> _Your assignment_:
Every line of the data should be written out exactly, with the pictures left out.

> _Records for this exercise_:
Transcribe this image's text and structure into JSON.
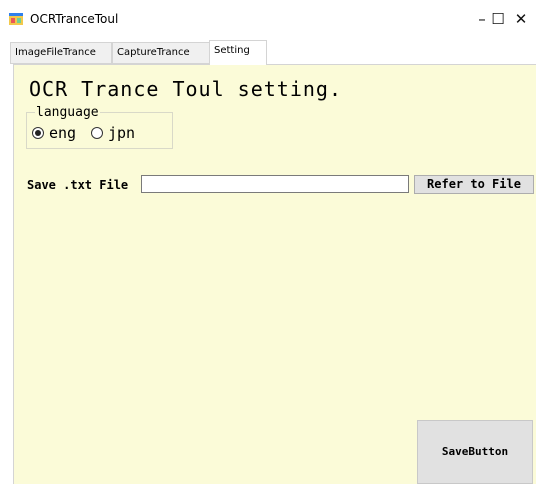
{
  "window": {
    "title": "OCRTranceToul",
    "controls": {
      "minimize": "–",
      "maximize": "☐",
      "close": "✕"
    }
  },
  "tabs": [
    {
      "label": "ImageFileTrance",
      "active": false
    },
    {
      "label": "CaptureTrance",
      "active": false
    },
    {
      "label": "Setting",
      "active": true
    }
  ],
  "settings": {
    "heading": "OCR Trance Toul setting.",
    "language_legend": "language",
    "options": [
      {
        "label": "eng",
        "checked": true
      },
      {
        "label": "jpn",
        "checked": false
      }
    ],
    "save_txt_label": "Save .txt File",
    "save_path_value": "",
    "refer_button": "Refer to File",
    "save_button": "SaveButton"
  },
  "colors": {
    "panel_bg": "#fbfbd8",
    "button_bg": "#e1e1e1"
  }
}
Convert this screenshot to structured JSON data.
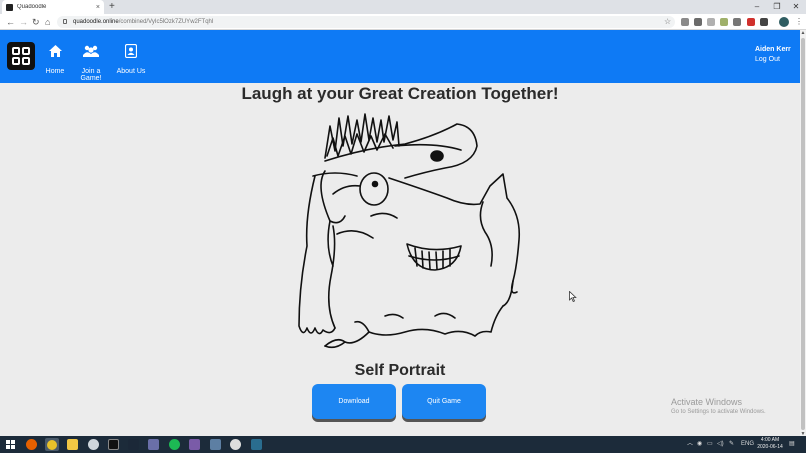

> _Worked solution_:
Transcribe this image's text and structure into JSON.
{
  "window": {
    "title": "OCRTranceToul",
    "controls": {
      "minimize": "–",
      "maximize": "☐",
      "close": "✕"
    }
  },
  "tabs": [
    {
      "label": "ImageFileTrance",
      "active": false
    },
    {
      "label": "CaptureTrance",
      "active": false
    },
    {
      "label": "Setting",
      "active": true
    }
  ],
  "settings": {
    "heading": "OCR Trance Toul setting.",
    "language_legend": "language",
    "options": [
      {
        "label": "eng",
        "checked": true
      },
      {
        "label": "jpn",
        "checked": false
      }
    ],
    "save_txt_label": "Save .txt File",
    "save_path_value": "",
    "refer_button": "Refer to File",
    "save_button": "SaveButton"
  },
  "colors": {
    "panel_bg": "#fbfbd8",
    "button_bg": "#e1e1e1"
  }
}
Convert this screenshot to structured JSON data.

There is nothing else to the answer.